GOAL OF THE EXERCISE – For the data below, report how many lines include the word "spec", and write nothing else.

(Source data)
════════════════
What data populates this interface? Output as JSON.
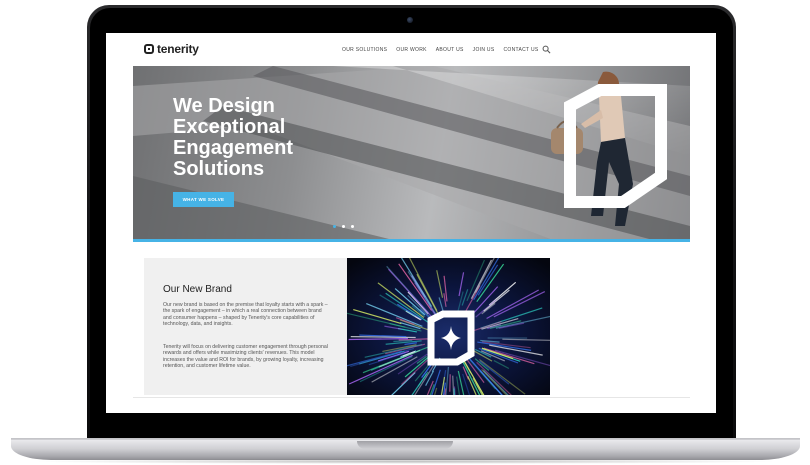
{
  "site": {
    "logo_text": "tenerity",
    "nav": [
      "OUR SOLUTIONS",
      "OUR WORK",
      "ABOUT US",
      "JOIN US",
      "CONTACT US"
    ]
  },
  "hero": {
    "title_lines": [
      "We Design",
      "Exceptional",
      "Engagement",
      "Solutions"
    ],
    "button_label": "WHAT WE SOLVE",
    "slide_count": 3,
    "active_slide": 1
  },
  "brand": {
    "title": "Our New Brand",
    "paragraph_1": "Our new brand is based on the premise that loyalty starts with a spark – the spark of engagement – in which a real connection between brand and consumer happens – shaped by Tenerity's core capabilities of technology, data, and insights.",
    "paragraph_2": "Tenerity will focus on delivering customer engagement through personal rewards and offers while maximizing clients' revenues. This model increases the value and ROI for brands, by growing loyalty, increasing retention, and customer lifetime value."
  },
  "colors": {
    "accent": "#46b3e6",
    "text_dark": "#222222",
    "brand_panel_bg": "#f0f0f0"
  },
  "icons": [
    "search-icon",
    "tenerity-logo-icon",
    "spark-logo-icon"
  ]
}
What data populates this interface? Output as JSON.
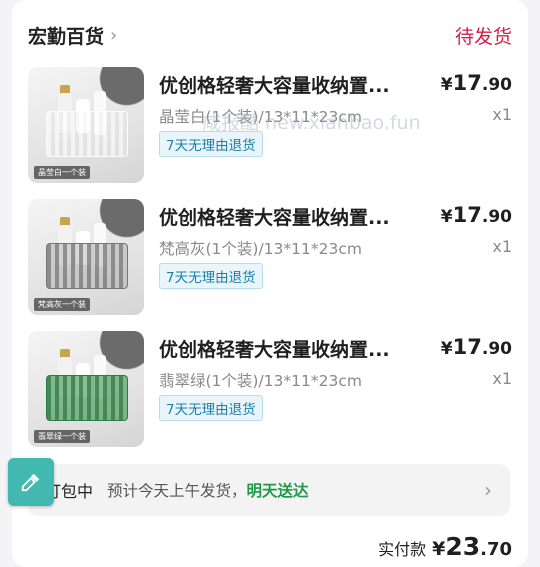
{
  "shop": {
    "name": "宏勤百货",
    "status": "待发货"
  },
  "items": [
    {
      "title": "优创格轻奢大容量收纳置...",
      "price_symbol": "¥",
      "price_int": "17",
      "price_dec": ".90",
      "spec": "晶莹白(1个装)/13*11*23cm",
      "qty": "x1",
      "badge": "7天无理由退货",
      "thumb_tag": "晶莹白一个装"
    },
    {
      "title": "优创格轻奢大容量收纳置...",
      "price_symbol": "¥",
      "price_int": "17",
      "price_dec": ".90",
      "spec": "梵高灰(1个装)/13*11*23cm",
      "qty": "x1",
      "badge": "7天无理由退货",
      "thumb_tag": "梵高灰一个装"
    },
    {
      "title": "优创格轻奢大容量收纳置...",
      "price_symbol": "¥",
      "price_int": "17",
      "price_dec": ".90",
      "spec": "翡翠绿(1个装)/13*11*23cm",
      "qty": "x1",
      "badge": "7天无理由退货",
      "thumb_tag": "翡翠绿一个装"
    }
  ],
  "watermark": "咸报酷 new.xianbao.fun",
  "shipping": {
    "label": "打包中",
    "text": "预计今天上午发货，",
    "highlight": "明天送达"
  },
  "total": {
    "label": "实付款",
    "symbol": "¥",
    "int": "23",
    "dec": ".70"
  },
  "colors": {
    "status": "#d2204b",
    "badge_text": "#1a7fa8",
    "highlight": "#1f9a48",
    "float_button": "#41b8b0"
  },
  "icons": {
    "shop_chevron": "chevron-right-icon",
    "ship_arrow": "chevron-right-icon",
    "float": "eyedropper-icon"
  }
}
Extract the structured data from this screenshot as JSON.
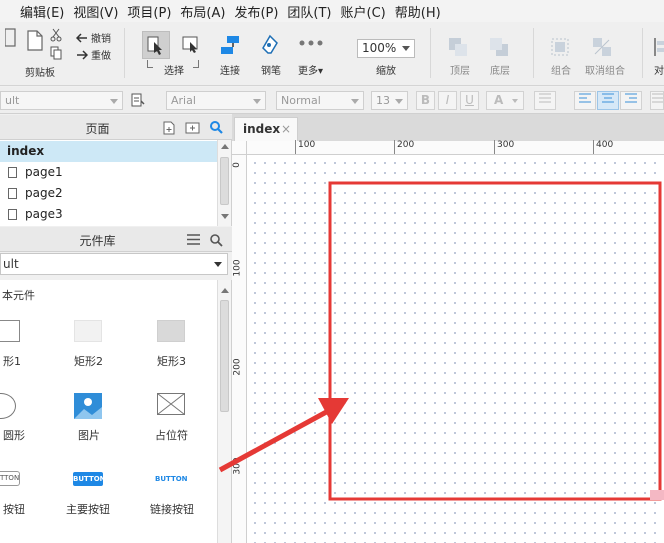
{
  "menu": [
    "编辑(E)",
    "视图(V)",
    "项目(P)",
    "布局(A)",
    "发布(P)",
    "团队(T)",
    "账户(C)",
    "帮助(H)"
  ],
  "toolbar": {
    "clipboard_label": "剪贴板",
    "undo_label": "撤销",
    "redo_label": "重做",
    "select_label": "选择",
    "connect_label": "连接",
    "pen_label": "钢笔",
    "more_label": "更多▾",
    "zoom_value": "100%",
    "zoom_label": "缩放",
    "top_label": "顶层",
    "bottom_label": "底层",
    "group_label": "组合",
    "ungroup_label": "取消组合",
    "align_label": "对"
  },
  "format": {
    "style_value": "ult",
    "font_value": "Arial",
    "weight_value": "Normal",
    "size_value": "13",
    "bold": "B",
    "italic": "I",
    "underline": "U",
    "color": "A"
  },
  "pages": {
    "title": "页面",
    "items": [
      "index",
      "page1",
      "page2",
      "page3"
    ]
  },
  "library": {
    "title": "元件库",
    "selected": "ult",
    "section": "本元件",
    "widgets": [
      "形1",
      "矩形2",
      "矩形3",
      "圆形",
      "图片",
      "占位符",
      "按钮",
      "主要按钮",
      "链接按钮"
    ],
    "button_text": "BUTTON",
    "button_text_partial": "TTON"
  },
  "canvas": {
    "tab": "index",
    "tab_close": "×",
    "ruler_h": [
      "100",
      "200",
      "300",
      "400"
    ],
    "ruler_v": [
      "0",
      "100",
      "200",
      "300"
    ]
  },
  "colors": {
    "accent": "#1e88e5",
    "selected_row": "#cde8f6",
    "annotation_red": "#e53935"
  }
}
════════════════
WRITTEN RESPONSE – 3